**ENTRIES SUPPLIED:**
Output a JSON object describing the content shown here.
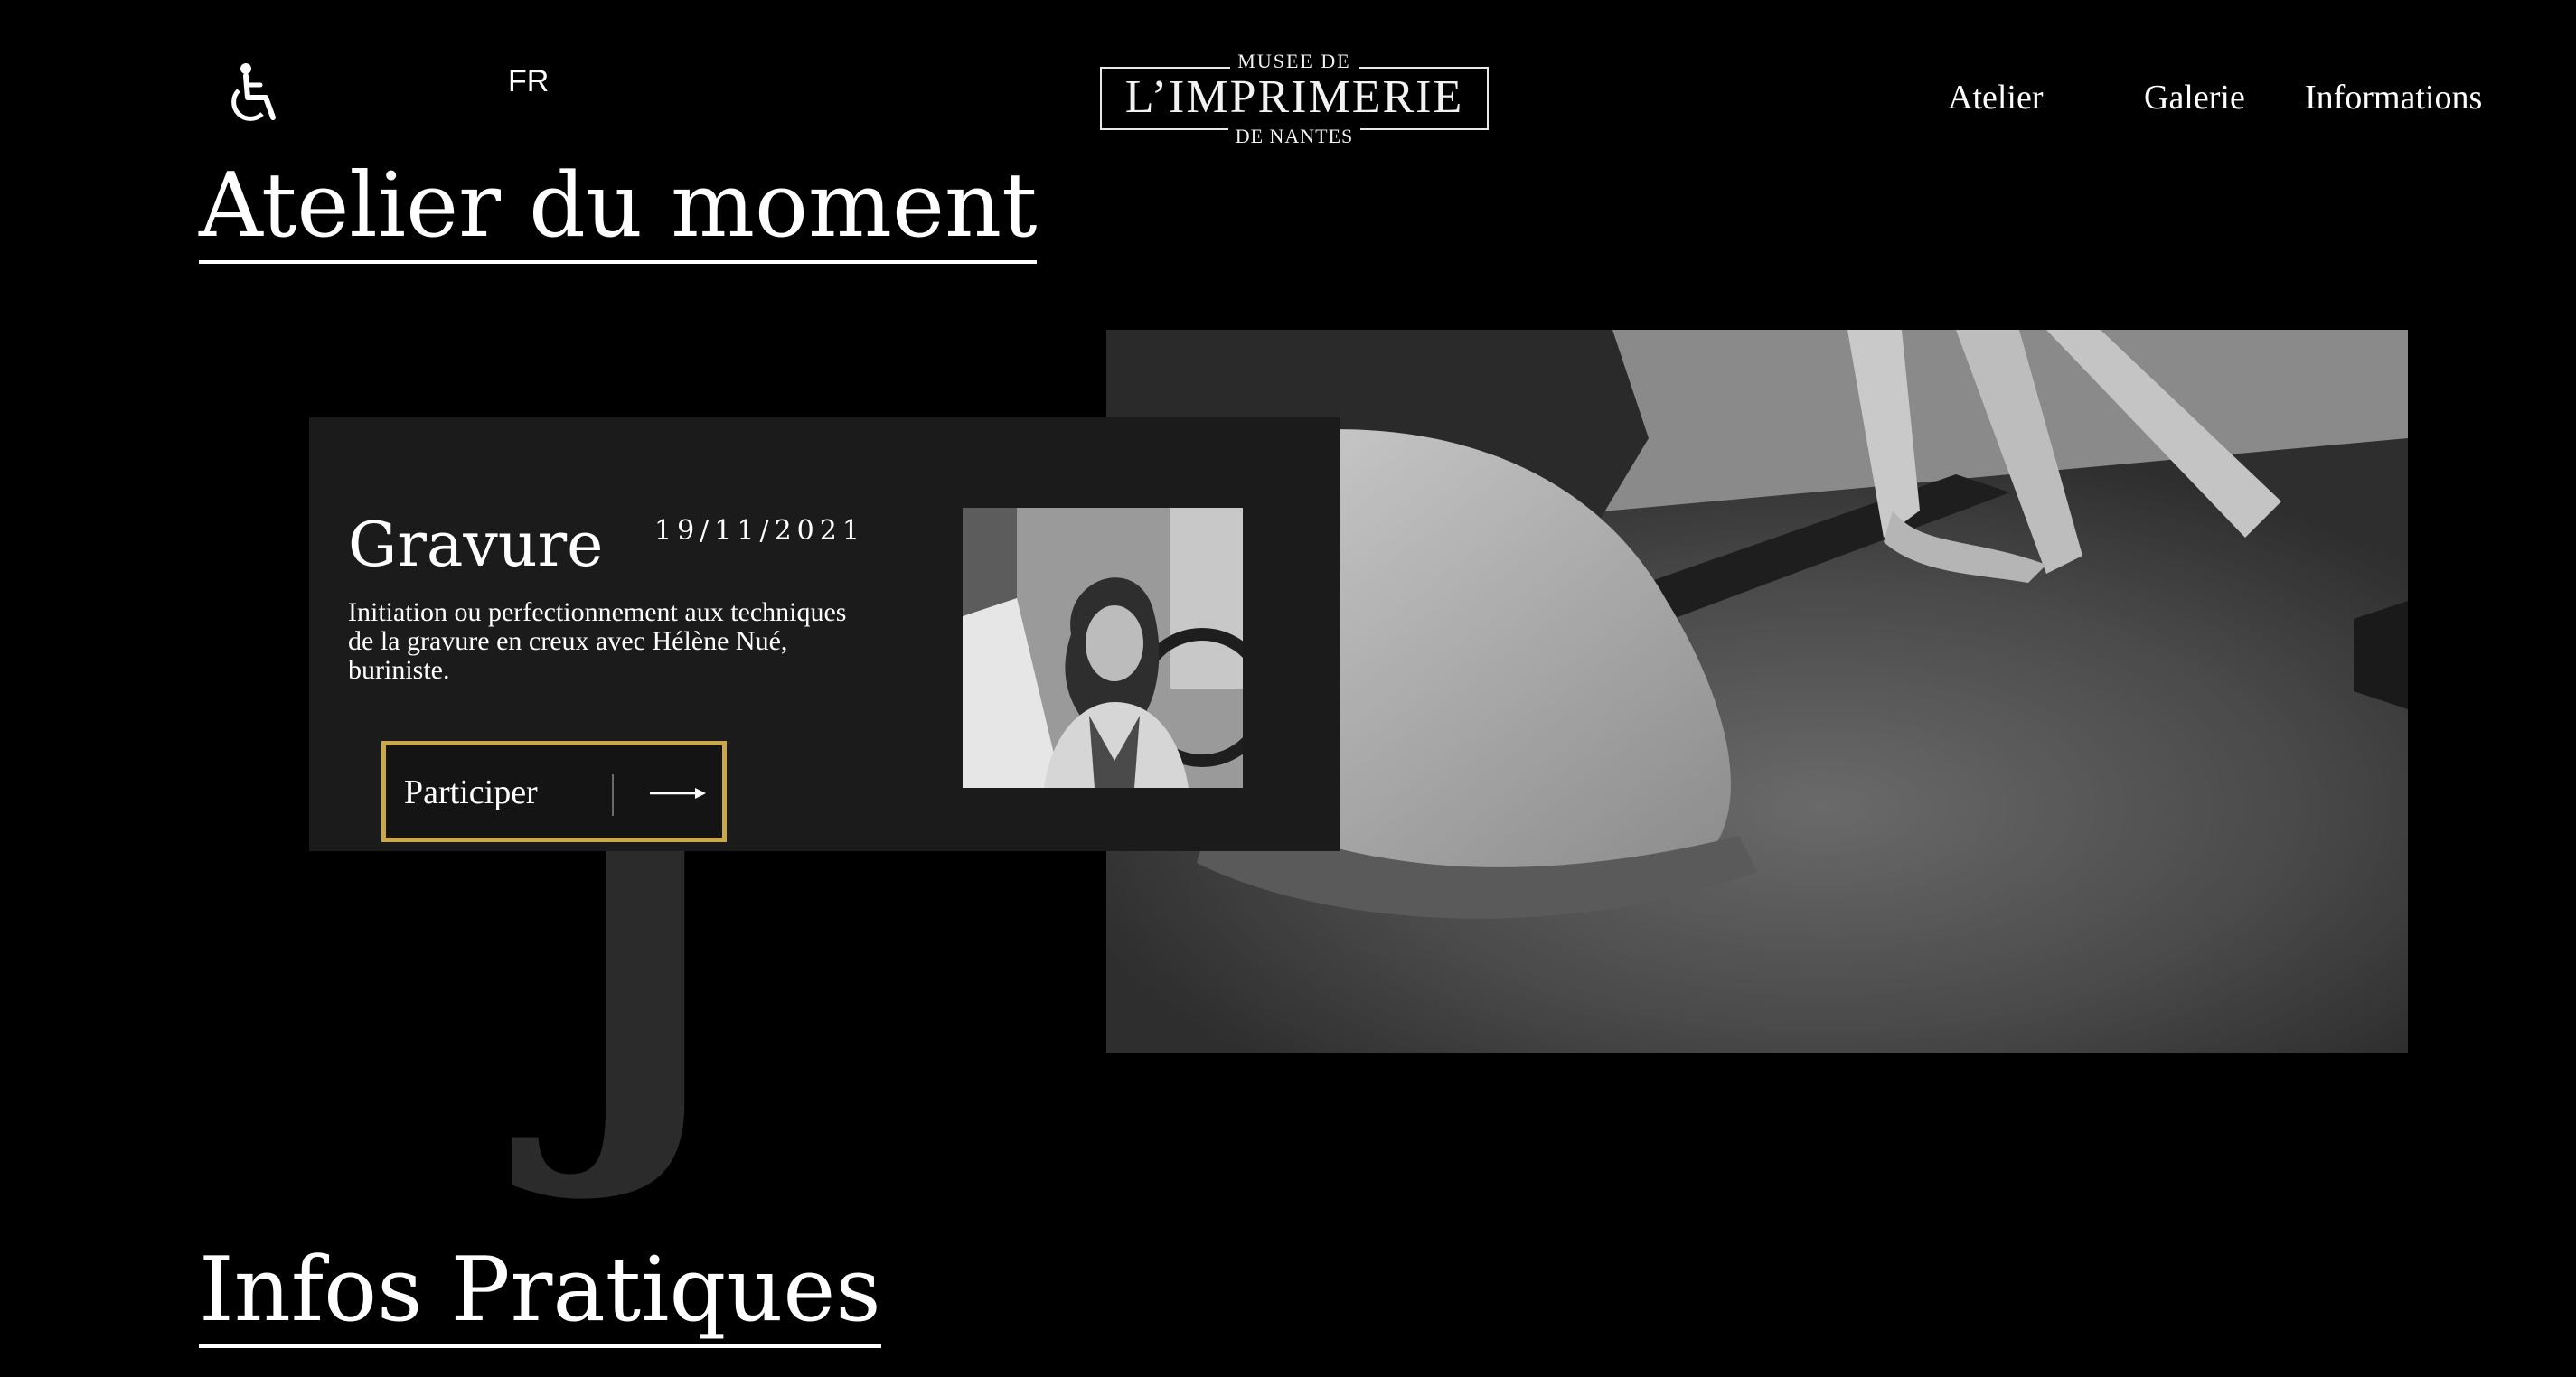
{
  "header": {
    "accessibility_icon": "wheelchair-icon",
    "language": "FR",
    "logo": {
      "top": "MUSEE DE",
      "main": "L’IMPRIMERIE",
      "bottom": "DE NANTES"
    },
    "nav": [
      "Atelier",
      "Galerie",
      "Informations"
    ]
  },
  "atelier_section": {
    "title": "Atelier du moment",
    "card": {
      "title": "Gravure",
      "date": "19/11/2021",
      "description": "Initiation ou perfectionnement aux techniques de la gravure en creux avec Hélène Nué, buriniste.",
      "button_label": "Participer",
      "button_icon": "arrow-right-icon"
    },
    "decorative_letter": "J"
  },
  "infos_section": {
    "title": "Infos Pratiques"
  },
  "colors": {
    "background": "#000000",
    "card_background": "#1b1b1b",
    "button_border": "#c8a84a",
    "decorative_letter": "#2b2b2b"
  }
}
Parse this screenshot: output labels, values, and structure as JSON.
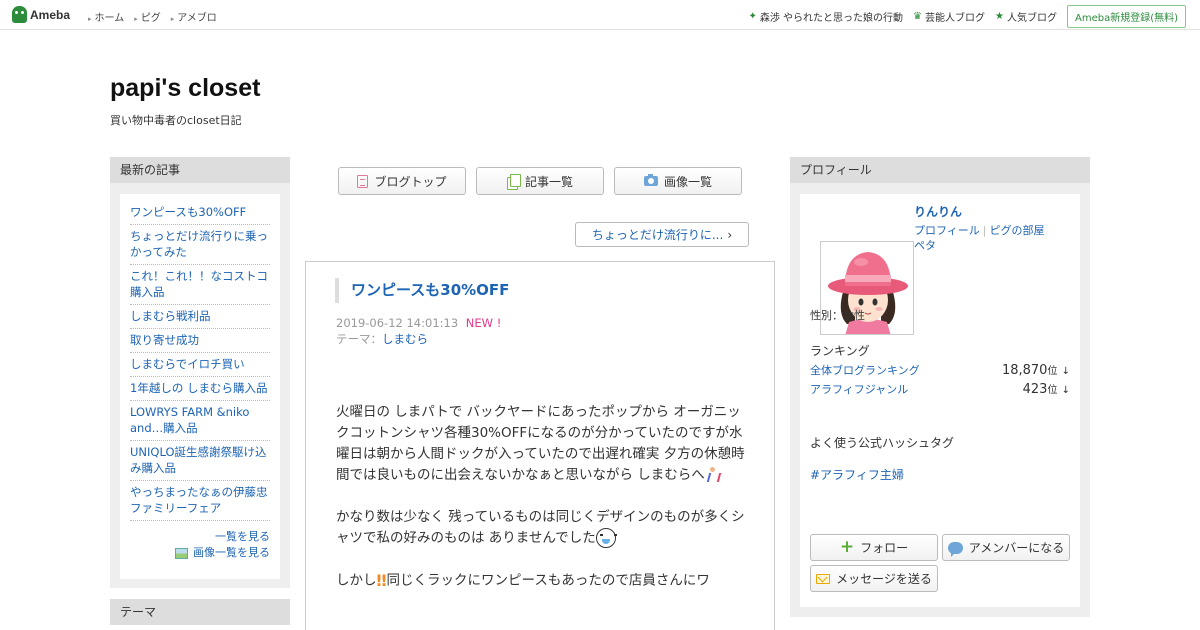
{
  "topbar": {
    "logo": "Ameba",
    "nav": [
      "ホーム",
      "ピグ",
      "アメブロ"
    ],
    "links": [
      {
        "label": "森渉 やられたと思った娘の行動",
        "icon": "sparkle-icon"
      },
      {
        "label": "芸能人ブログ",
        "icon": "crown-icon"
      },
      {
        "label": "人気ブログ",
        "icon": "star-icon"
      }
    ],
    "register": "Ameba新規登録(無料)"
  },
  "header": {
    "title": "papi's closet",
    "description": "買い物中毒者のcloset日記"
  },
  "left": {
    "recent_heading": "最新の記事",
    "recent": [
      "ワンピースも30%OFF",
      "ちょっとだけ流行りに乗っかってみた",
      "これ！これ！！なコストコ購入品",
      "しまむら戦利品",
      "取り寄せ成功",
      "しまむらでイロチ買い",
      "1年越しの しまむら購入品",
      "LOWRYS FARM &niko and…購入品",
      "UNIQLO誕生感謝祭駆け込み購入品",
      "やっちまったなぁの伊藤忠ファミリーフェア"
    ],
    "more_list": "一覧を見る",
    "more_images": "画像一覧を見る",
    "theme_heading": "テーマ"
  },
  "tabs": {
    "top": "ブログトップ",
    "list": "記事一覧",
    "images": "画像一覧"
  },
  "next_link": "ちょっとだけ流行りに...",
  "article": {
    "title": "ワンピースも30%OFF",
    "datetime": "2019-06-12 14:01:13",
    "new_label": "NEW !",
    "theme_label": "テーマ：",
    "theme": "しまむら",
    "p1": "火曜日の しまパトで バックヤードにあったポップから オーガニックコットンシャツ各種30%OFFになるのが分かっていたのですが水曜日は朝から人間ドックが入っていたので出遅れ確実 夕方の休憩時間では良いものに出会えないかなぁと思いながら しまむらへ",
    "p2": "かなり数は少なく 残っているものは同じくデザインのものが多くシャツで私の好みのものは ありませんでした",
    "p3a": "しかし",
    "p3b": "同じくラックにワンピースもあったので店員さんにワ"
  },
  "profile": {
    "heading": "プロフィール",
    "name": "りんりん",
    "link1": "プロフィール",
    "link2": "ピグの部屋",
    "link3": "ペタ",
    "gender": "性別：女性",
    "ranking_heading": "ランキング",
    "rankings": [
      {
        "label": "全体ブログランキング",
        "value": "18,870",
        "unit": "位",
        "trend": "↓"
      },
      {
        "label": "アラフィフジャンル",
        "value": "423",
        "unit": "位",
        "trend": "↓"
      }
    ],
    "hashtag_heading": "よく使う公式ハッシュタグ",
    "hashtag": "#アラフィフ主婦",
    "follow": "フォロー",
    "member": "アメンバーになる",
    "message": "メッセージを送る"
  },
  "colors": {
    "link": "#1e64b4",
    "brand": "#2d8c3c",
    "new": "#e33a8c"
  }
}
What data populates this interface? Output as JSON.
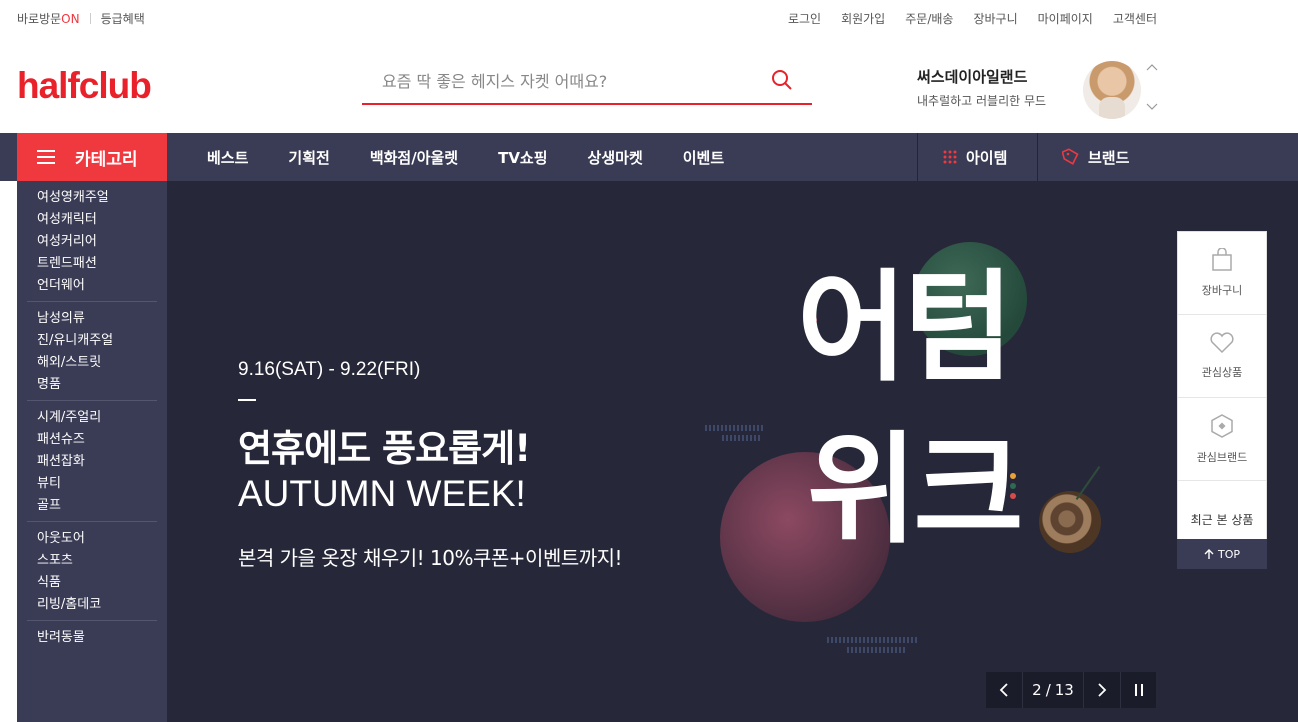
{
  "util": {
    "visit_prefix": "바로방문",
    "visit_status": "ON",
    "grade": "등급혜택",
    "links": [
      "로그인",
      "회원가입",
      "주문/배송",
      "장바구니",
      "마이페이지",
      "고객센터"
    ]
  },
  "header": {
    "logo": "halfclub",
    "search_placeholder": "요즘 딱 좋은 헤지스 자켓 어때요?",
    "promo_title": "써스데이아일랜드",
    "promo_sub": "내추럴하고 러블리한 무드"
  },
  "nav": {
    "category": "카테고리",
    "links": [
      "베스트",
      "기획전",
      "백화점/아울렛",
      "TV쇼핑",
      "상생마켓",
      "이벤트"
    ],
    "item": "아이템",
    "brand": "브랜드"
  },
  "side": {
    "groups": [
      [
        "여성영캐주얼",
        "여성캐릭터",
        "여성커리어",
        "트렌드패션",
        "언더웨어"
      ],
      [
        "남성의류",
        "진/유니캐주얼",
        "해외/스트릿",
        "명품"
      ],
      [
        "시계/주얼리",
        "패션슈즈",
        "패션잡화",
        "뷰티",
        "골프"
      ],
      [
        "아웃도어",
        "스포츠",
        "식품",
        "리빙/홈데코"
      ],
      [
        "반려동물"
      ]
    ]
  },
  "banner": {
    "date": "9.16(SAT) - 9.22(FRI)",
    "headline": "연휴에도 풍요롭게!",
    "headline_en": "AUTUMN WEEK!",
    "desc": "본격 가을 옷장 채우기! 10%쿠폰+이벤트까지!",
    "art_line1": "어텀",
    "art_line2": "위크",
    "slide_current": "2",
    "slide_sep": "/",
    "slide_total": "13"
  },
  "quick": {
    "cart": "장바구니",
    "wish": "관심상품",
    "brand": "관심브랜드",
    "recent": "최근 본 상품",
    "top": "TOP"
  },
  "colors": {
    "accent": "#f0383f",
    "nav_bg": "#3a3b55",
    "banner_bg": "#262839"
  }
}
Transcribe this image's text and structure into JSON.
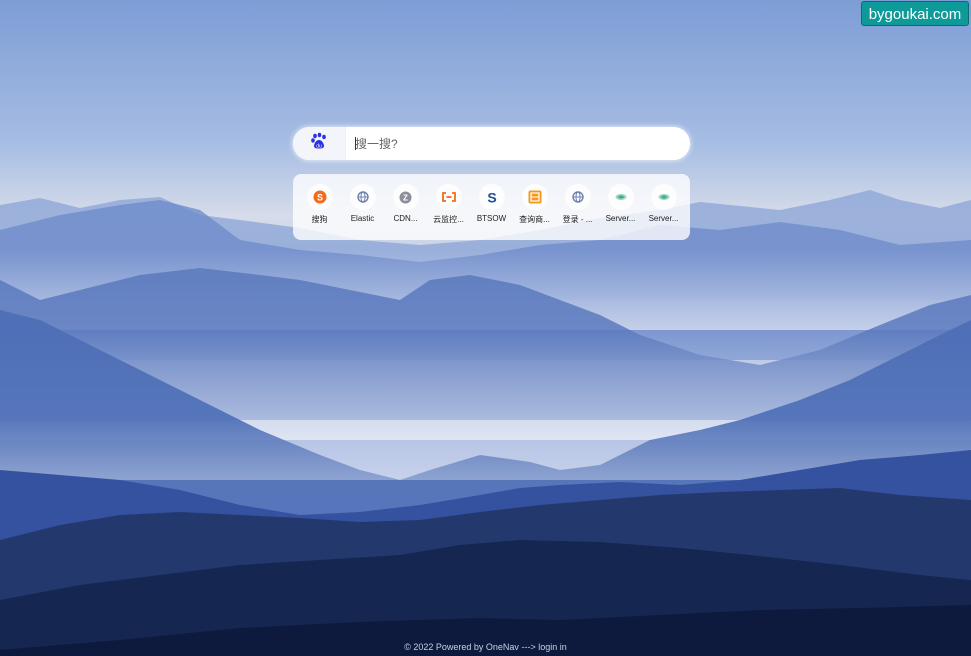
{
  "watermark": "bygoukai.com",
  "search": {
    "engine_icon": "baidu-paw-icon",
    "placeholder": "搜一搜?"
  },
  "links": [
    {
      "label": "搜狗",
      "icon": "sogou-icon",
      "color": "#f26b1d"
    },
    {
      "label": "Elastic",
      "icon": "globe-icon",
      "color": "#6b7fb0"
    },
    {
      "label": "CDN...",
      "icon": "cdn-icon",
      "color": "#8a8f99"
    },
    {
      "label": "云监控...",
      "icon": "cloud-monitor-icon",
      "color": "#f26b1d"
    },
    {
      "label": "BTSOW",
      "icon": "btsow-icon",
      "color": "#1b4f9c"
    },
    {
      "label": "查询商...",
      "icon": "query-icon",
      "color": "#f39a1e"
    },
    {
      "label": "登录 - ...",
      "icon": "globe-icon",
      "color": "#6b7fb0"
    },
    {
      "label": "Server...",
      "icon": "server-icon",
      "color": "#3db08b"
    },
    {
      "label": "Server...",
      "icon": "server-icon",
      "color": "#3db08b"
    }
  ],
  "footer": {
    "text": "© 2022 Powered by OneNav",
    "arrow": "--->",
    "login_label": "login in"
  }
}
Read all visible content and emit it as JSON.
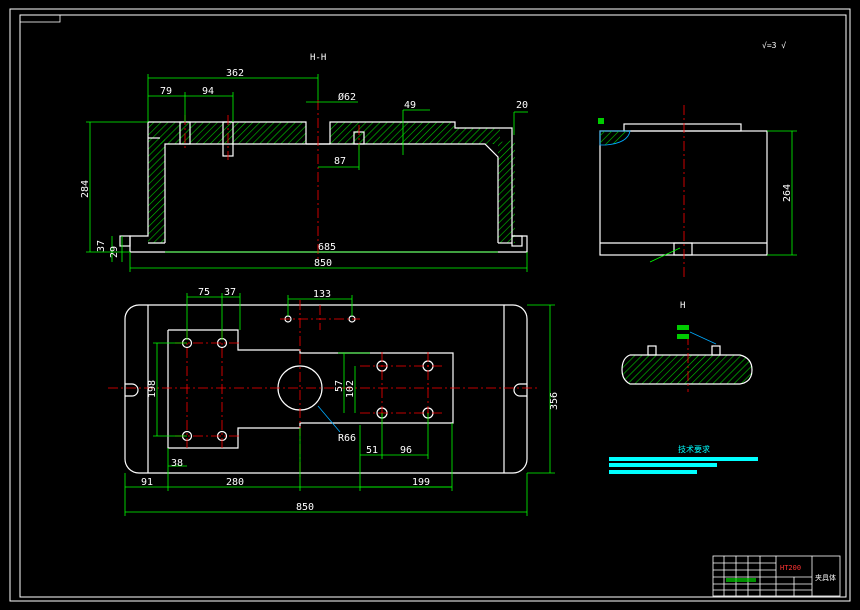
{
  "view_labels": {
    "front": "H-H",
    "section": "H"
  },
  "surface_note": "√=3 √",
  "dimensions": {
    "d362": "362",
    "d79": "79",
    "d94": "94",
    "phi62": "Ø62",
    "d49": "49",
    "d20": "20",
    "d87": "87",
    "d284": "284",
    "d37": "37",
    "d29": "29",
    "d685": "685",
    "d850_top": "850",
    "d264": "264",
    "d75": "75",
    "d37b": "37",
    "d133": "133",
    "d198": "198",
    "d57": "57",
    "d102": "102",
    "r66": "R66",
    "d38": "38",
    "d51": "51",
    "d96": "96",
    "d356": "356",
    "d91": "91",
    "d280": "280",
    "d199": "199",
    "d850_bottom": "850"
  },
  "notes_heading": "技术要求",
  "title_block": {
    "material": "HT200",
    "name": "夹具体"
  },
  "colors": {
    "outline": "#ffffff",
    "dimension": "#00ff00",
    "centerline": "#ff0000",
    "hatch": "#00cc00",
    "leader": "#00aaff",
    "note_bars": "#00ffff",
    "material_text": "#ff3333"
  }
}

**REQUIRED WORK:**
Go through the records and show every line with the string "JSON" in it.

**RESPONSE TO THE TASK:**
Output a JSON object describing the content shown here.
Parse this screenshot: output labels, values, and structure as JSON.
What data populates this interface? Output as JSON.
Transcribe this image's text and structure into JSON.
Read all visible content and emit it as JSON.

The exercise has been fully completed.